So at the end of October I came across a hackathon that a company called Product Hunt was hosting throughout November. Greg Smith and I have always talked about doing a project together and this seemed like the perfect incentive to get us started on something.
Now at the end of the hackathon, we are very pleased to present… a Soundscape Generator!
We were thinking of photos and what they’re lacking. It’s great to be able to look at pictures of moments and either imagine what it would be like, or remember what it was like to be there, but couldn’t they be a bit more immersive? Well of course! What if you could hear what it was like as well?
Users could simply choose or upload a photo and a list of objects in the image would be created. Then after the press of a button the app could find audio clips appropriate for each of the objects. Finally, playing all those clips together would create a realistic soundscape for the image!
We still needed a few more things though. First of all, how were we going to get the features from the images?
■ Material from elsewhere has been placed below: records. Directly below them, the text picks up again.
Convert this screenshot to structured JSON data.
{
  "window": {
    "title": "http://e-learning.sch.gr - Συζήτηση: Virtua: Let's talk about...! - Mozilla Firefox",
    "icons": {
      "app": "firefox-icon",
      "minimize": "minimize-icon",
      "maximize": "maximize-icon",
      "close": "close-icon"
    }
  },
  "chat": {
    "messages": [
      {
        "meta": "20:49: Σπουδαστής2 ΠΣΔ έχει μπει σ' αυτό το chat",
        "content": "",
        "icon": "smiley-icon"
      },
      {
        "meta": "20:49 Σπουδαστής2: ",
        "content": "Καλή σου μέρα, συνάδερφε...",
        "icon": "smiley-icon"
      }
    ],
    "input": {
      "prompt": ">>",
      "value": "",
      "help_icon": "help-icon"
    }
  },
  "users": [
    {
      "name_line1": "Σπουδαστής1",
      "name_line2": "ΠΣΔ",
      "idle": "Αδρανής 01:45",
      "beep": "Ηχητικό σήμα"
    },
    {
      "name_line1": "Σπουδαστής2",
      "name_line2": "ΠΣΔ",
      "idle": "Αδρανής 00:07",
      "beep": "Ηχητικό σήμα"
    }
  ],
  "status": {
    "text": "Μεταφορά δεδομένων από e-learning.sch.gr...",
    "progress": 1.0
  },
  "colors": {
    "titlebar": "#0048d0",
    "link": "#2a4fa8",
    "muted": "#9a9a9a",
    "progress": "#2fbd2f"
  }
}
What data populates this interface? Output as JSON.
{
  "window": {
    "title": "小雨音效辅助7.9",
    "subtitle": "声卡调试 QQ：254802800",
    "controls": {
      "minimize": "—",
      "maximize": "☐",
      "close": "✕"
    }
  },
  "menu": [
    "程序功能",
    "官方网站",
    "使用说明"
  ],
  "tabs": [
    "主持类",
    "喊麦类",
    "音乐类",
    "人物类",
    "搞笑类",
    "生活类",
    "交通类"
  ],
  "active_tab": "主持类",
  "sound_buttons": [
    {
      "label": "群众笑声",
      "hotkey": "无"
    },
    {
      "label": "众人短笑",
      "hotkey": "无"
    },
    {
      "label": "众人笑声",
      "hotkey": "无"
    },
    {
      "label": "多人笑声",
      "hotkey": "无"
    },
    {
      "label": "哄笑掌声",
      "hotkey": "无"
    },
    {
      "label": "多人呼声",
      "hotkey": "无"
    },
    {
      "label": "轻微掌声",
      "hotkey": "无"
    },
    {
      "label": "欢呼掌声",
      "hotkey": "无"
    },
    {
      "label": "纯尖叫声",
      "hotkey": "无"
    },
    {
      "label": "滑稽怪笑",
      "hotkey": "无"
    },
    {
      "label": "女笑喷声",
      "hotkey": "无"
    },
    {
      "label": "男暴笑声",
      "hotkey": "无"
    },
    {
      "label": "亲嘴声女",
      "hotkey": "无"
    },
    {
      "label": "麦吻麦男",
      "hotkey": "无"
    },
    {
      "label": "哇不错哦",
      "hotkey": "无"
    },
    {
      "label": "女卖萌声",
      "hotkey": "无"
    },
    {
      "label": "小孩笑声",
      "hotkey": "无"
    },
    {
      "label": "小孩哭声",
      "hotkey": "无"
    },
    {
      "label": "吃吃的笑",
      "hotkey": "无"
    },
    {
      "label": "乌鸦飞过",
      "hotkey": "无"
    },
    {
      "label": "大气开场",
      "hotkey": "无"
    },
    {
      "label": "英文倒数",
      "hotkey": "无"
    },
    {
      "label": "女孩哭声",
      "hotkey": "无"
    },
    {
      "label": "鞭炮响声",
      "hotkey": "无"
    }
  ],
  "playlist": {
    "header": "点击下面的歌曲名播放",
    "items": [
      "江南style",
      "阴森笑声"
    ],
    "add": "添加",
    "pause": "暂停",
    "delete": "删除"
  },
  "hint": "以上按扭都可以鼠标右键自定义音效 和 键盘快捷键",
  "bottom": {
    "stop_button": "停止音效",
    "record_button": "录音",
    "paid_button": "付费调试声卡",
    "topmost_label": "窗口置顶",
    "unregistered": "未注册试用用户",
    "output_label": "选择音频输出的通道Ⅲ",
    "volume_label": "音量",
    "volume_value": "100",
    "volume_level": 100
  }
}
Luckily AWS Rekognition was perfect for this. By making one simple call to it we were able to get the features no problem.
Once we had the features the next step was to get the audio clips for them. Was there a sound library out there with an API? You bet there was. After a quick search we found Freesound and it was just what we needed.
With the features returned by Rekognition we could query the Freesound library for clips that had those terms in their names.
After retrieving the audio clips they could then each be streamed from Freesound either one at a time or all together. Don’t like one of the clips? That’s okay just hit the shuffle button and another result will be fetched!
The last goal we had was to add an appropriate amount of effects to match the types of environments where pictures were taken. Google’s Resonance Audio just happened to fall into our laps thanks to a post on Hacker News and boy we’re glad it did! It provides the ability to add reverb, as well as gain control and panning for the audio clips. We do our best to guess the types of room materials in the pictures from the features returned by Rekognition but there is definitely room for improvement here.
Just as we were wrapping this hackathon project up, AWS announced at their re:Invent conference that Rekognition will now be supporting video! This is really exciting for us because we can very soon add that support to our app as well. With this option we have considered that video producers could even use our app to quickly create a soundscape to drop into a scene they’re working on.
At the moment, users only have the ability to hop on the app and listen back to the results while they’re there. We would love for people to export their creations and share them on social media as well.
So that’s our Soundscape Generator. It was a blast working on it and thanks to Product Hunt for the extra incentive as well as the helpful resources. You can check out the app here and our GitHub repo is over here. If you have any comments or questions about it please feel free to reach out :)